— Damo (@damochoi) October 30, 2017
FIFA 18 is a game of skill, but it’s also a game of AI management. You control one player at a time, and so the computer controls 10 at any given moment. So much of the play is beyond you, out of your grasp, just outside your understanding, that when things do go wrong, it’s easy to blame the computer. FIFA just cheated me. There. Easy. I’ve said it myself, usually when I’ve conceded a last minute equaliser online.
This is why FIFA 18’s next big patch is so interesting. EA has said it will nerf passing in FIFA 18’s third title update, making ground passes and ground through passes less effective when “blindly” passing the ball between 90 and 270 degrees, where zero degrees is the direction the player is facing.
This patch makes me feel a lot better about FIFA 18 and how it works under the hood. It suggests player skill – in this case knowing a pass is more likely to succeed if you don’t blindly pass the ball – does have an impact.

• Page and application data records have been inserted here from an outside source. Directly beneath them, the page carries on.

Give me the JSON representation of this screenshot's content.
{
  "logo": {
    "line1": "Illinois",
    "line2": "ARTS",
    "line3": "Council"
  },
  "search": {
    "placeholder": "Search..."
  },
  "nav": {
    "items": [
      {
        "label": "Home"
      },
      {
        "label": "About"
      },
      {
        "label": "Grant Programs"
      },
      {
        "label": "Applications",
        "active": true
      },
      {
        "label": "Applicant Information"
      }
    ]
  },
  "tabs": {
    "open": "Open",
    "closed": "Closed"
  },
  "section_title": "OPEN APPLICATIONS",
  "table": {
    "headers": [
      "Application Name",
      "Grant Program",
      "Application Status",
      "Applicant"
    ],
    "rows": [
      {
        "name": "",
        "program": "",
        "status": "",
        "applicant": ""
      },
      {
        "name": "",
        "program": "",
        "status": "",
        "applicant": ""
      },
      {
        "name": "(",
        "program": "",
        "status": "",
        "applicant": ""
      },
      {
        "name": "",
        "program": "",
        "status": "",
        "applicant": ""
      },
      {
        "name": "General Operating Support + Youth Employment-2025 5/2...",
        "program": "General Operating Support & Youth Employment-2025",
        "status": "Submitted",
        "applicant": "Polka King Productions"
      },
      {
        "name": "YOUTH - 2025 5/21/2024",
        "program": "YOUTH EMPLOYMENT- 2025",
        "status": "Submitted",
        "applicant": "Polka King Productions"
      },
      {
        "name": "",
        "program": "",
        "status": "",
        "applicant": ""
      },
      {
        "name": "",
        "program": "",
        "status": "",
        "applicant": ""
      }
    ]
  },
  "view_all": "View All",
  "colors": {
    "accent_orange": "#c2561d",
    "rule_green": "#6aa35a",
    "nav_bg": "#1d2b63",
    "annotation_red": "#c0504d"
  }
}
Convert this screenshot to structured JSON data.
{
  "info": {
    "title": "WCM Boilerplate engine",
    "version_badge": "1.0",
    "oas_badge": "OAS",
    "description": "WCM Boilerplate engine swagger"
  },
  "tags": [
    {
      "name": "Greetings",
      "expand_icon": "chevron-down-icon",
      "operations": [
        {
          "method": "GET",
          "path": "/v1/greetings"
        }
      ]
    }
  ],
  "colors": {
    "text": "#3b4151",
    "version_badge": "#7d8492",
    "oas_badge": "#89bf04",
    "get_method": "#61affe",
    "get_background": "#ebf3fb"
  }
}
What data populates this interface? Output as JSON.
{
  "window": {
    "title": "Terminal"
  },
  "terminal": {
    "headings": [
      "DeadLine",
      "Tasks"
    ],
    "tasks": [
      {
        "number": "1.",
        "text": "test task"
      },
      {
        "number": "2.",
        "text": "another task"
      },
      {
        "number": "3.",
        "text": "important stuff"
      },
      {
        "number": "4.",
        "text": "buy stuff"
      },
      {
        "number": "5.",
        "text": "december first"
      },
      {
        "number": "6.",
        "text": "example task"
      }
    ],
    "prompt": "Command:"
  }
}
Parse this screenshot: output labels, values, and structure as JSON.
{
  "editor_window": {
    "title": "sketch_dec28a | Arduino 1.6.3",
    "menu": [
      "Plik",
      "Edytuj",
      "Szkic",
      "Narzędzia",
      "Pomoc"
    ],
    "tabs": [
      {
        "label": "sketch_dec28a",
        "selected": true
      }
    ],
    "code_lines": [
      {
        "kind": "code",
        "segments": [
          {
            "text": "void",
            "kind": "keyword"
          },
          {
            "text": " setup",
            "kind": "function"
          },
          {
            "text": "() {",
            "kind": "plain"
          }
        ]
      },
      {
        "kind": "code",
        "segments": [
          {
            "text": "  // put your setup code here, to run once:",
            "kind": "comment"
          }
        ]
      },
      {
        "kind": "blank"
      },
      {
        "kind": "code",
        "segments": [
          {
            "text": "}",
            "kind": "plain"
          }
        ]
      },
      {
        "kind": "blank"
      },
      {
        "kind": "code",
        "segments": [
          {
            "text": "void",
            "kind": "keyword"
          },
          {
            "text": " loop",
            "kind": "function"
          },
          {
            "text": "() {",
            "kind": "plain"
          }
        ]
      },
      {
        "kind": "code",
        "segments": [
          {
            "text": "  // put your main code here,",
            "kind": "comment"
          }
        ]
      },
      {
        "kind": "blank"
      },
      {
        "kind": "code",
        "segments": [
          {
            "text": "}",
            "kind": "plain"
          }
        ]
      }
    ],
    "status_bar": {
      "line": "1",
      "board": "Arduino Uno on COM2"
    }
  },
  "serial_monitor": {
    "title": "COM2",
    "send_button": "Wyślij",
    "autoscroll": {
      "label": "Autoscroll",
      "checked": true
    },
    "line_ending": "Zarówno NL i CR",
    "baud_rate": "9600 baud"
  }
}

For all the player statistics and chemistry styles that make the numbers go up and down, making your players pass the ball in a realistic fashion is best – just like in real life.
Despite some of its issues, I’m still enjoying FIFA 18 quite a bit, and with Squad Battles I’ll keep coming back for more. Some of the common complaints you see online are overblown (FIFA 18 is still nowhere near as depressing to play as FIFA 17 was), but there are clear problem areas, such as referees and player switching.
It remains to be seen how this upcoming passing nerf will play out (it’s out now on PC but yet to hit the console versions of FIFA 18), but my gut tells me creating chances will get slightly harder, and so those high-scoring games I’ve come to enjoy might calm down a bit. Perhaps this is a good thing. Perhaps not.